Ingram Blog

A Brief Tour in Travel Guides

By Holly Hebert, Collection Development Librarian, and Wils Smithwick, Collection Development Administrator for Publishers.

Cold weather often brings patrons into libraries looking for travel titles. Whether they’re planning a quick weekend getaway, a spring break excursion, or a summer vacation, patrons flock to travel books for inspiration when they are tired of the cold grey February skies.

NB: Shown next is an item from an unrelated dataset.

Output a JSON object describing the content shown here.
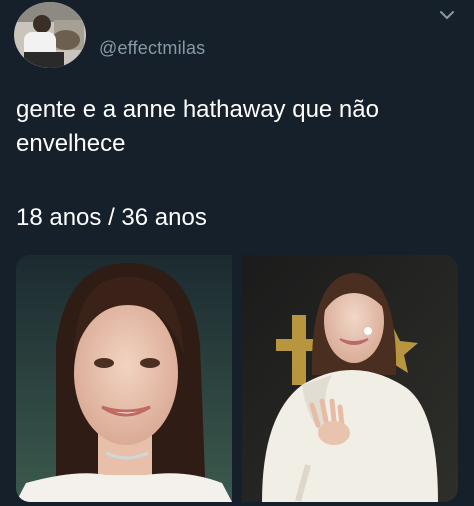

When I worked in the library, patrons would often return books in February and March with sand stuck in the bindings or Mylar covers, and we’d try to guess by the texture and color of the sand where they had been. This always was accompanied by a little bit of jealousy because we were stuck in the library while they were out traveling warm sandy beaches. On a side note, sand is surprisingly hard to get out of a Mylar cover.

What are the most popular guides right now? That depends on your audience. It’s great to have a mix of guides so that everyone is happy. Fodor’sand Frommer’s guides have been mainstays in libraries for decades. They are comprehensive and cover locations all over the world, as well as throughout the United States. Due to the changes in ownership, it has taken Frommer’s a while to get back to their former offerings. Both Frommer’s and Fodor’s offer lodging and dining suggestions and cater more towards a mature crowd. Lonely Planet guides have a strong following and their coverage is global as well. DK Eyewitness guides, especially the Eyewitness Top 10 series are known for their colorful photos and diagrams, as are Insight Guides. The ever popular Rick Steves’ guides to Europe are still going strong and would be complemented by the DVDs from the popular Rick Steves’ Europe TV show. One of the oldest publications, Michelin, has been in the travel business for over 100 years. Focusing mainly on Europe, these guides offer extensive descriptions of attractions and helpful maps and diagrams. They are famous for their star ratings system. Back in the states, Moon guides do a great job of covering all the states, especially the areas that are not considered travel hot spots. Moon Pittsburgh and Moon Spotlight Detroit & Ann Arbor come to mind. Off the Beaten Path guides fill this niche as well.

For outdoorsy types, guides that focus on hiking, kayaking, camping, and rock climbing, are a good bet. Travelers are more active than ever, and many want to get out and experience nature up close instead of in a museum. Those travelers will appreciate guides from Globe Pequot Press, Wilderness Press, Falcon Guides, and Adventureskeen. The Good Sam’s RV and Savings Guide falls in this area as well. Due to renewed interest in our National Parks and because of the 100th anniversary of the National Park service, many travel publishers have produced new guides covering the different parks.

Cruising is popular for travelers who want more pampering. Titles like Fodor’s Caribbean Cruise Ports of Call 2017, or Frommer’s EasyGuide to River Cruising will keep your cruise enthusiast patrons happy.

Some special destinations like Disneyland, Disney World, and Hawaii may be best covered by specialty guides. The Unofficial Guides cover the Disney Resorts, as well as Las Vegas and the Mall of America. Birnbaum’s guides focus solely on Disneyland and Disney World. A must-see destination for many families, Disney guides tend to be some of the most loved in libraries. And don’t leave out Hawaii. Although it is covered by many guides, but the Wizard Publications individual guides to the islands are invaluable.

Not for Tourists guides are just that, guides that are not really for tourists. However, they can be invaluable for those visiting the major cities that are covered, such as London, New York City, Boston, and Chicago.

With travel restrictions recently lifted, Cuba is a new booming travel destination. Top Ten Cuba (DK Eyewitness) and the Rough Guide to Cuba are two good choices to add to your collection.

Many popular travel books aren’t so much guides as what I call “bucket List” travel books. Titles like Lonely Planet’s Epic Bike Rides of the World, Sourcebook’s Big Bucket List Book and 50 States, 5,000 Ideas by National Geographic will attract the list makers and dreamers who come through your doors.

For those who are still in the dreaming stage, travel memoirs can be just as powerful. There are several promising titles coming out in the spring including The Cyclist Who Went Out in the Cold: Adventures Riding the Iron Curtain, Gizelle’s Bucket List, Havana: a Subtropical Delirium, Walking to Listen: 4,000 Miles Across America, and Bangkok: Recipes and Stories from the Heart of Thailand.

For those who need an out of this world experience, look for the Vacation Guide to the Solar System which is coming out in June. There truly is a guide for any destination!

New editions of travel guides can be automatically ordered through our Travel Continuations (Adult) program. Click here for a list of the stand-alone titles mentioned in this article.